Next we went to the ‘Quality of Service’ menu of the DrayTek 2920 by clicking on ‘Bandwidth Management” then ‘Quality of Service’. Then we clicked on ‘Edit’ in the ‘Service Type’ column of the ‘Class Rule’, to allow us to add a Skype class of service. We did this by clicking on the ‘Add’ button and entering Skype as the ‘Service Name’, TCP/UDP as the ‘Service Type’ and the port number that we wrote down earlier.
Once we had defined Skype as a Service Type, we returned to the ‘Quality of Service’ menu and clicked on ‘Edit’ next to the Class 1 (Skype) rule. Here, we simply selected ‘Skype’ as the Service Type and activated the rule.
We then edited Class 2 (defining our other higher-priority service) and Class 3 (defining our low-priority email and video content downloads).
So, we ended up with three classes defined: Class 1 (Skype), Class 2 (Priority) and Class 3 (Low).
Then, for each WAN input we clicked on ‘Setup’ on the ‘Quality of Service’ page and ticked ‘Enable the QoS Control’ for both upload and download.
For quality of service control to work, you should enter numbers (in kbps) for ‘WAN Inbound Bandwidth’ and ‘WAN Outbound Bandwidth’. Initially, we entered the actual speeds of our lines, but we were rather bemused when speed tests showed that we were no longer getting the speeds we were previously getting when the quality of service control was switched off. We discovered that the DrayTek router actually reduces the maximum speeds to about 80% of the values that you enter for ‘WAN Inbound Bandwidth and ‘WAN Outbound Bandwidth’, so you have to increase these to ensure you get the full speed of your connection!
Quality of Service menu of the DrayTek 2920
We ticked ‘Enable UDP Bandwidth Control’ and set Limited_bandwidth Ratio to 25%. Then, all we had to do was enter percentages for the ‘Reserved_bandwidth Ratio’ for every class.
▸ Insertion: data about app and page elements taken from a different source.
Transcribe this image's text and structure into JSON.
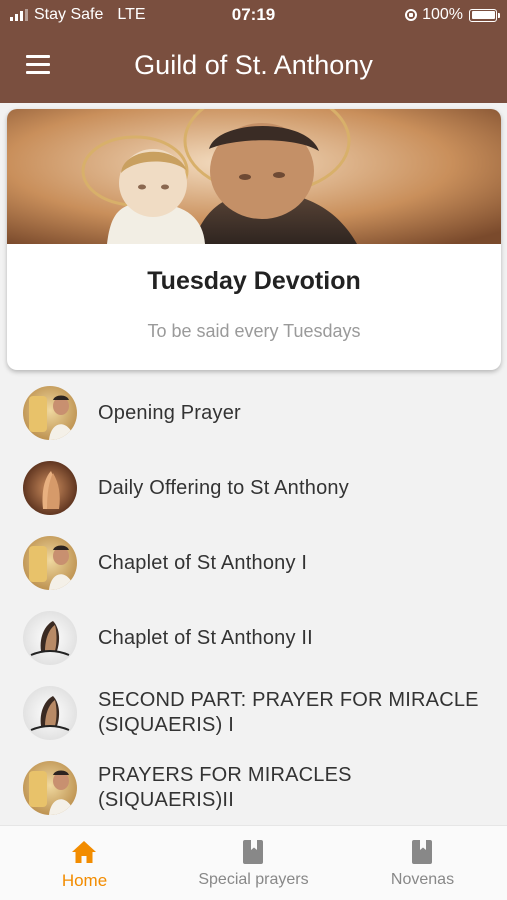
{
  "status_bar": {
    "carrier": "Stay Safe",
    "network": "LTE",
    "time": "07:19",
    "battery": "100%",
    "battery_level": 1.0
  },
  "header": {
    "title": "Guild of St. Anthony",
    "menu_icon": "hamburger-menu-icon"
  },
  "hero": {
    "title": "Tuesday Devotion",
    "subtitle": "To be said every Tuesdays"
  },
  "prayers": [
    {
      "label": "Opening Prayer",
      "avatar": "statue-image"
    },
    {
      "label": "Daily Offering to St Anthony",
      "avatar": "praying-hands-image"
    },
    {
      "label": "Chaplet of St Anthony I",
      "avatar": "statue-image"
    },
    {
      "label": "Chaplet of St Anthony II",
      "avatar": "devotion-image"
    },
    {
      "label": "SECOND PART: PRAYER FOR MIRACLE (SIQUAERIS) I",
      "avatar": "devotion-image"
    },
    {
      "label": "PRAYERS FOR MIRACLES (SIQUAERIS)II",
      "avatar": "statue-image"
    }
  ],
  "bottom_nav": {
    "items": [
      {
        "label": "Home",
        "icon": "home-icon",
        "active": true
      },
      {
        "label": "Special prayers",
        "icon": "book-icon",
        "active": false
      },
      {
        "label": "Novenas",
        "icon": "book-icon",
        "active": false
      }
    ]
  },
  "colors": {
    "header_bg": "#7a4f3f",
    "accent": "#f28c00",
    "page_bg": "#f2f2f2"
  }
}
In our case, we selected 25% for Class 1 (Skype), 20% for Class 2 (Priority PC) and 1% (the minimum) for Class 3 (Low priority).
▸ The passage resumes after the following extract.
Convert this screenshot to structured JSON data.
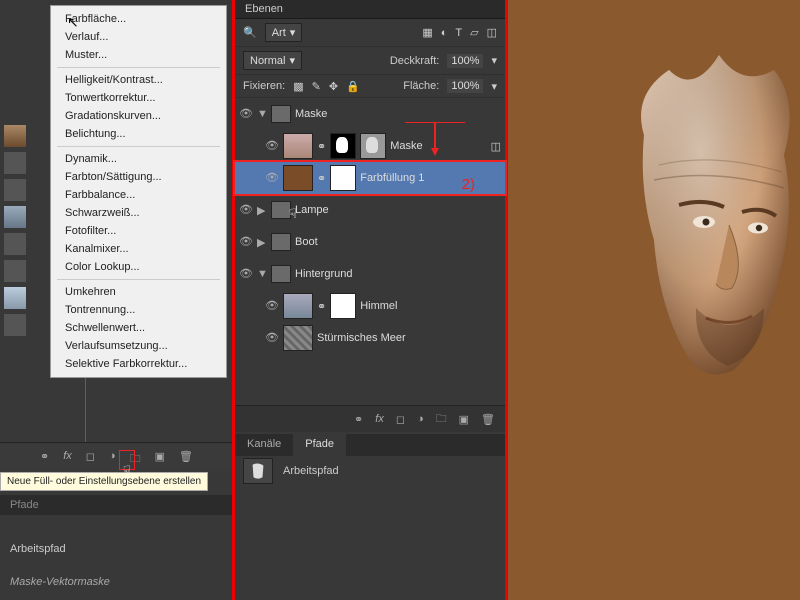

It is important to note that speeds are not limited according to the percentages set. These are simply guaranteed bandwidths when the connection is fully utilised. So, for example, low priority traffic will still consume the full bandwidth of the connection when there is no other traffic present. It is only when other (higher priority) traffic is competing for the same bandwidth that the low priority traffic level is significantly reduced.
The DrayTek provides very useful graphs of the quality of service management in action, as shown below.
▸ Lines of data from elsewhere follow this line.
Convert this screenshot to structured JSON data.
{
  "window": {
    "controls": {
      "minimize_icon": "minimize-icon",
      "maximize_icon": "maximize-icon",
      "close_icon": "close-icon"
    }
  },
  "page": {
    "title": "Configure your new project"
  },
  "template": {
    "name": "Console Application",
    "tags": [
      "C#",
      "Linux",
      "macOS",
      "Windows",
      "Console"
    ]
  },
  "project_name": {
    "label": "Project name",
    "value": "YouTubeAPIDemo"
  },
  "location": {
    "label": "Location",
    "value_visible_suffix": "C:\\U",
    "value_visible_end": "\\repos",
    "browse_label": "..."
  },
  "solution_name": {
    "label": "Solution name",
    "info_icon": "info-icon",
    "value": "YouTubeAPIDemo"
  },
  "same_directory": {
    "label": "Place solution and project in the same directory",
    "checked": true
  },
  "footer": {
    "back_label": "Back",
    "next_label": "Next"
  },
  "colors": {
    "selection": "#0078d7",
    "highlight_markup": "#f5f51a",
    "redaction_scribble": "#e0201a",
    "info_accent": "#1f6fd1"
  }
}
Quality of service management in action on the DrayTek 2920
While we have demonstrated one way of implementing quality of service management, there are many ways in which this can be used in the DrayTek 2920. For example, as an alternative, you could configure (in the ‘Load-Balance Policy’ menu of the ‘WAN’ section) all low priority traffic to use the second WAN connection, while high priority traffic uses the first WAN connection. Compared with the first method, this will be less efficient in terms of achieving full utilisation of both connections.
Given the power and flexibility of the quality of service management features, we were pleased to find that we could not distinguish any slowdown in applications such as web browsing when these features were switched on.
Overall opinion of the DrayTek 2920
Once we had spent several weeks with the DrayTek 2920, we really got to love its reliability and power. It performed the job of load balancing very effectively and, indeed, did a great job of prioritising traffic with a single connection. Many owners will be surprised by how much a single broadband connection can be improved through the use of user and service prioritisation. Services such as web browsing can become much more responsive, even when there are a significant number of competing users, and services such as Skype no longer suffer dropouts or poor quality audio. The DrayTek 2920 is an excellent load-balancing router.
If you want to get the very best speed from your broadband connection, read our Increase Broadband Speed Guide. Also, did you realise that your WiFi could be the bottleneck in your home or office network? Read our WiFi Optimisation Guide for more information.